Creating and Sustaining a Culture of Safety

Beyond the regulations and equipment, a robust culture of safety is the backbone of preventing work related accidents at height. This culture is built on:

– Open communication about safety concerns.

– Regular safety meetings and training sessions.

– A collective commitment to safety from all levels of the organization.


This  guide provides a holistic view of the myriad aspects of working at height in Australia. From understanding the risks and legal compliance to hands-on advice on equipment and training, the guide serves as a comprehensive resource for ensuring safety in elevated work environments.

Work at Height Resources in Australia

1. Safe Work Australia

The national policy body responsible for developing work health and safety strategies and regulations in Australia. Offers a wide range of resources and guidance materials for working at height.

2. Australian Standards for Working at Height

Standards such as AS/NZS 1891 (Industrial Fall-arrest Systems and Devices) and AS/NZS 4576 (Guidelines for Scaffolding).

Available for purchase and download from the [Standards Australia] website.

3. State-Based Work Health and Safety Authorities

– Each state and territory in Australia has its own WHS regulatory body, such as WorkSafe Victoria, SafeWork NSW, Workplace Health and Safety Queensland, etc.

– These bodies provide local regulations, resources, and training specific to their jurisdiction.

4. Codes of Practice

Codes of Practice provide practical guidance on how to meet the standards set out in the Work Health and Safety Act and Regulations.

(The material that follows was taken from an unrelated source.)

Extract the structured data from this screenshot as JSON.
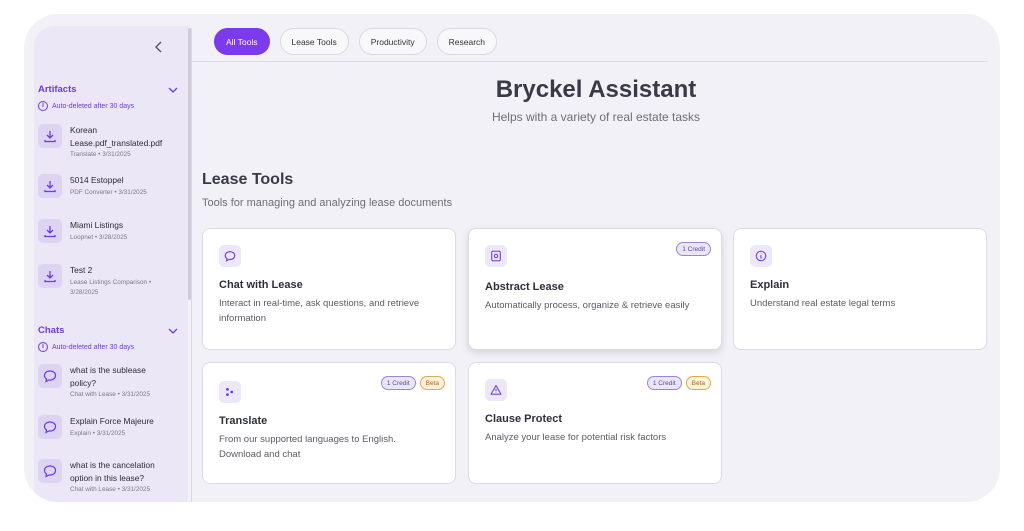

They are admissible in court proceedings as evidence of whether or not a duty under the WHS Act has been met.

1. Code of Practice: Managing the Risk of Falls at Workplaces

– Description: This model code provides detailed guidance on how to prevent falls in the workplace, including when working at height.

– [Direct Link to Code](

2. Code of Practice: Construction Work

– Description: This model code offers specific guidelines for construction work, which often involves working at height.

– [Direct Link to Code](

3. Code of Practice: How to Manage Work Health and Safety Risks

– Description: Provides a process for managing WHS risks, applicable to a variety of work environments, including those involving work at height.

– [Direct Link to Code](

4. Code of Practice: Confined Spaces

– Description: Relevant for work at height scenarios that may also involve working in confined spaces.

– [Direct Link to Code](

Additional Resources

– Industry Associations and Safety Groups Organisations like the Work At Height Industry Association , Master Builders Association (MBA), Australian Institute for Health & Safety and other industry-specific groups often provide additional resources, training, and updates relevant to working at height.

– Training Providers Various registered training organisations (RTOs) offer specialised courses in working safely at height, aligned with Australian standards and regulations.